> [Description of the task]: When a line in the records contains the string "icon", copy that line.

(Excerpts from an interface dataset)
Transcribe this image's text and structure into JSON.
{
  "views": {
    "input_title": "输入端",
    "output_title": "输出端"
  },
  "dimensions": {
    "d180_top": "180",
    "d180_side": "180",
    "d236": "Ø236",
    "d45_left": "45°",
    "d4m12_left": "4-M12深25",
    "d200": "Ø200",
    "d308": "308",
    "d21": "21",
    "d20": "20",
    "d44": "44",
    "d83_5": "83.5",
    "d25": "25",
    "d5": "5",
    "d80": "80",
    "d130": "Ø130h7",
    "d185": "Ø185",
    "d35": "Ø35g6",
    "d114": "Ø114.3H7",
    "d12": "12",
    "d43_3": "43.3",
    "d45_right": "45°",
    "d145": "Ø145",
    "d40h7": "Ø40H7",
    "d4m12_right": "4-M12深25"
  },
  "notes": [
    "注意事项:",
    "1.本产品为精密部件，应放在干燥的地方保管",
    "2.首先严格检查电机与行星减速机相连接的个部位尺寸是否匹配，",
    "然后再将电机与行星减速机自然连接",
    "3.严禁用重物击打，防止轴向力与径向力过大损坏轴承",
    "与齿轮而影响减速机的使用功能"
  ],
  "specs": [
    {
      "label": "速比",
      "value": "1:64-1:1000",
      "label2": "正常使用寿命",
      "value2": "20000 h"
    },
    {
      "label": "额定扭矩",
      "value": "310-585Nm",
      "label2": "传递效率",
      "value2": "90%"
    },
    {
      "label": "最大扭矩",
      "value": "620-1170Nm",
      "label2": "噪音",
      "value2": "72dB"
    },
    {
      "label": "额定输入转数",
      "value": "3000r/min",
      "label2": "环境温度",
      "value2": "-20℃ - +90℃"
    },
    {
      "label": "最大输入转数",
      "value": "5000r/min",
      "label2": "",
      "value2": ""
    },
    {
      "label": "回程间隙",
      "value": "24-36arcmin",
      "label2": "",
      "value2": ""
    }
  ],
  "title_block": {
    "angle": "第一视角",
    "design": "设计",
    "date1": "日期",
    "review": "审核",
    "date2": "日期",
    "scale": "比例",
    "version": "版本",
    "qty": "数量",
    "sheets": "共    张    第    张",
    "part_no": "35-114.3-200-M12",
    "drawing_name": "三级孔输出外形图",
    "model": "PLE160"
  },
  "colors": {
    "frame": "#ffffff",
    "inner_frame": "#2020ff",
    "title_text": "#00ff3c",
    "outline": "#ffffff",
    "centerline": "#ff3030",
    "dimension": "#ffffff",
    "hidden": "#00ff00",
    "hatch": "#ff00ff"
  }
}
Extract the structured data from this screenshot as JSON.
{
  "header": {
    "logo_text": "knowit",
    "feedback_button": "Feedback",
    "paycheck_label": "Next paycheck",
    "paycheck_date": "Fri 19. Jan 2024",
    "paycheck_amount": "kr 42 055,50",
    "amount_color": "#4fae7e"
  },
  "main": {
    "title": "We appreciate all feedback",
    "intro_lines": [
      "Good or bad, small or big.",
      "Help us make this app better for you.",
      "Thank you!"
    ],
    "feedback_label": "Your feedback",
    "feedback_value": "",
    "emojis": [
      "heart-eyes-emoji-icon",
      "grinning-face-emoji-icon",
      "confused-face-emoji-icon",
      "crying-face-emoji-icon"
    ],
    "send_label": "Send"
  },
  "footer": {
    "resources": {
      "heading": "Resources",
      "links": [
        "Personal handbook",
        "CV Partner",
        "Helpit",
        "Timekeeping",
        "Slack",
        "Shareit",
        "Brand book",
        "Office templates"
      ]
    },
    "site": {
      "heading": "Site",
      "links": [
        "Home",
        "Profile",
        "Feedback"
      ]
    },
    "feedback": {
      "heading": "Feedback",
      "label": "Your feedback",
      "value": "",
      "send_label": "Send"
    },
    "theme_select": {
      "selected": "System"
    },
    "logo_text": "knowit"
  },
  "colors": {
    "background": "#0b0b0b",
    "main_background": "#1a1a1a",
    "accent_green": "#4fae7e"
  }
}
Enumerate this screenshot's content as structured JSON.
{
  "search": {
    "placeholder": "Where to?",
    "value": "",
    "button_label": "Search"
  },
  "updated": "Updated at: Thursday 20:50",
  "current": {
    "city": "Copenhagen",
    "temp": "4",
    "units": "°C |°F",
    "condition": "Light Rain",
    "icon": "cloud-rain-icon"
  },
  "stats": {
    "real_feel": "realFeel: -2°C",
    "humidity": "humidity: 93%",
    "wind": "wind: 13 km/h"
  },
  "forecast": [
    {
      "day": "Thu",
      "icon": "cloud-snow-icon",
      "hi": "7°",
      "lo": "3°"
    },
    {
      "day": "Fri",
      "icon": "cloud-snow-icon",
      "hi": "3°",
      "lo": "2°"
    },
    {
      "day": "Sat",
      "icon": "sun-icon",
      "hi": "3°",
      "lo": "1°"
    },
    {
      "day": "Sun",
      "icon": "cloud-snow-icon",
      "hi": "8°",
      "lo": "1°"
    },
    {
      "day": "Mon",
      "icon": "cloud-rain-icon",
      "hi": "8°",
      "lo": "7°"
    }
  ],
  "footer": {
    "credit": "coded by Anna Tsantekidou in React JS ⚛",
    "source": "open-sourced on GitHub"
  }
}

> [Result for this exercise]:
      "heart-eyes-emoji-icon",
      "grinning-face-emoji-icon",
      "confused-face-emoji-icon",
      "crying-face-emoji-icon"
    "icon": "cloud-rain-icon"
      "icon": "cloud-snow-icon",
      "icon": "cloud-snow-icon",
      "icon": "sun-icon",
      "icon": "cloud-snow-icon",
      "icon": "cloud-rain-icon",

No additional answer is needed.